Don’t think, feel (review of The Barefoot Running Book by Jason Robillard)
June 8, 2010, 1:48 pm by bottleman. Filed under: reviews, simple living.

One of the biggest hills to climb for any human being is actually noticing what is happening around you.

photo by flickr user paperskye, used under creative commons, see http://www.flickr.com/photos/paperkim/4209542881/

It’s not an easy task.  People are deeply, instinctively attracted to theories and legends and plans.  They want to be part of a story that makes their existence meaningful. And no matter how deep or shallow that identity is–from being part of a 5000-year old religion to following the latest, greatest version of the grapefruit diet– the ideology tends to occlude as much as it explains.  It makes us ignore the experience of our senses.  And occasionally it makes us insufferable new converts, robotically parroting the party line, immune to any new input, whether we’re born again Christians or diehard Apple or Linux users.  (Is anyone a diehard Microsoft user?)
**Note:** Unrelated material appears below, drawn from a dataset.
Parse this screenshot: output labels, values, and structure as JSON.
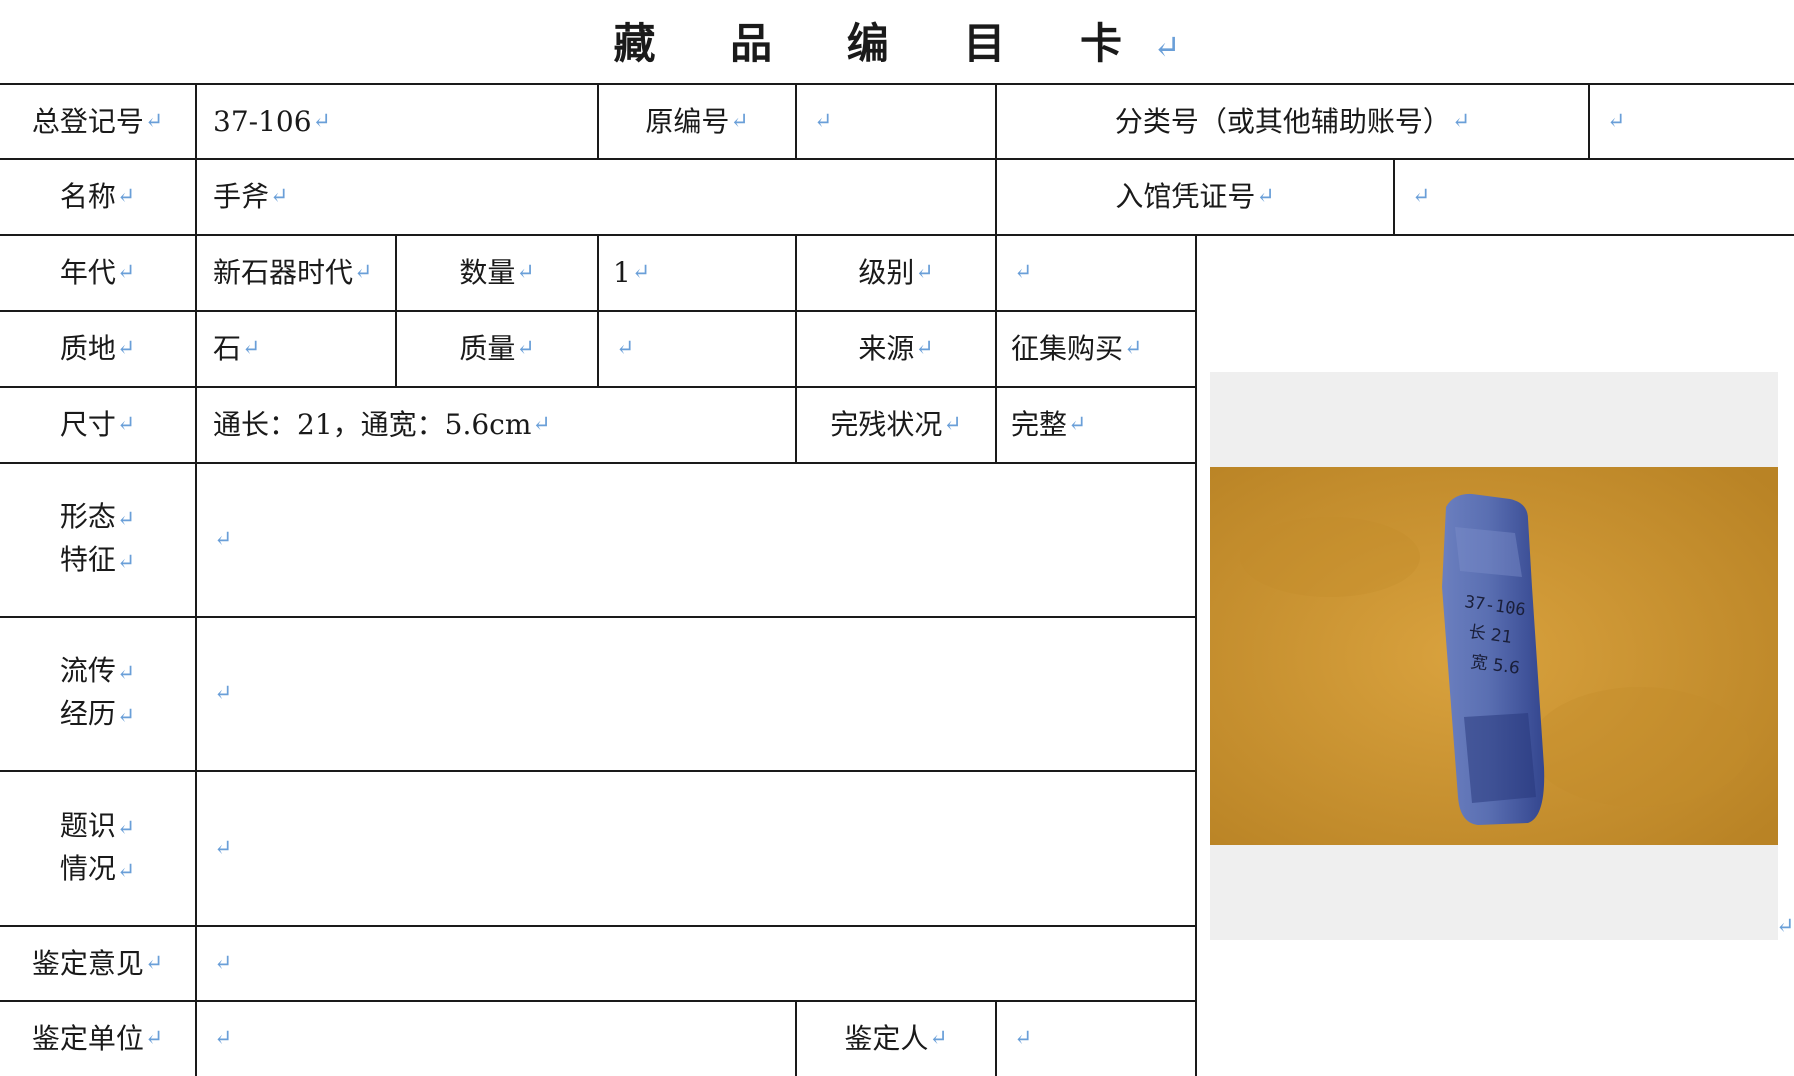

That’s why I was so pleased with a new book about the hot-button topic of the day: barefoot running.   Barefoot running has been lighting up flame wars on fitness blogs and the Runner’s World forums for the last year (where I admit I’ve been spending way too much time).   The main topic of contention is ostensibly which form of running (barefoot or “shod”) is more natural or suited to our existence today, and less likely …more



Certified backyard wildlife habitat
June 2, 2010, 5:20 pm by bottleman. Filed under: gardening, making a difference.

I got my yard inspected as backyard habitat as part of a program run by the Portland Audobon Society and Three Rivers Land Conservancy.  I already knew it was working because in recent years we’ve been visited by a whole cocktail party of birds, insects (including dragonflies) and the occasional bat.  But it was nice to receive the “Gold” certification anyway, because  I  got an all-important SIGN to put on my fence.

Fireweed (native), penstemon (native), and day lilies (not) under an Oregon white oak.

Black locust “Frisia” (“naturalized” in Oregon but not native)

Clockwise from bottom left: cultured variety of ninebark (a native), strawberry bush (similar to madrone, a native), hops on gate arbor, day lilies and Oregon white oak (native), low tech “rain garden” (read: glorified bucket surrounded by rocks and native rushes) and streamside lupin (native)

my certified backyard habitat sign

The sign

This sign was the answer to a bourgeois little quandary I’ve had: how to explain to the neighbors what I am doing (or not doing) with our “garden”?  Without lecturing anyone, that is.  …more